◆ Task to carry out:
Return all the entries word for word.

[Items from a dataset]
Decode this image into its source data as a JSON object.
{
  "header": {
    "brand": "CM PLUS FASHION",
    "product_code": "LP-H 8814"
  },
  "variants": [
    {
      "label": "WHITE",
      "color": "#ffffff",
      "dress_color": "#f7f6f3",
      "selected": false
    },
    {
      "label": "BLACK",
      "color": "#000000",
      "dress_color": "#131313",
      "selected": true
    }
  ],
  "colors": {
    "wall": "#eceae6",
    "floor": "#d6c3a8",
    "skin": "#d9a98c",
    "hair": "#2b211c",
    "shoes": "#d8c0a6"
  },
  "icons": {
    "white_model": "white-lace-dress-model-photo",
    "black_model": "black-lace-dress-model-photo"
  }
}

◆ Problem solution:
Decode this image into its source data as a JSON object.
{
  "header": {
    "brand": "CM PLUS FASHION",
    "product_code": "LP-H 8814"
  },
  "variants": [
    {
      "label": "WHITE",
      "color": "#ffffff",
      "dress_color": "#f7f6f3",
      "selected": false
    },
    {
      "label": "BLACK",
      "color": "#000000",
      "dress_color": "#131313",
      "selected": true
    }
  ],
  "colors": {
    "wall": "#eceae6",
    "floor": "#d6c3a8",
    "skin": "#d9a98c",
    "hair": "#2b211c",
    "shoes": "#d8c0a6"
  },
  "icons": {
    "white_model": "white-lace-dress-model-photo",
    "black_model": "black-lace-dress-model-photo"
  }
}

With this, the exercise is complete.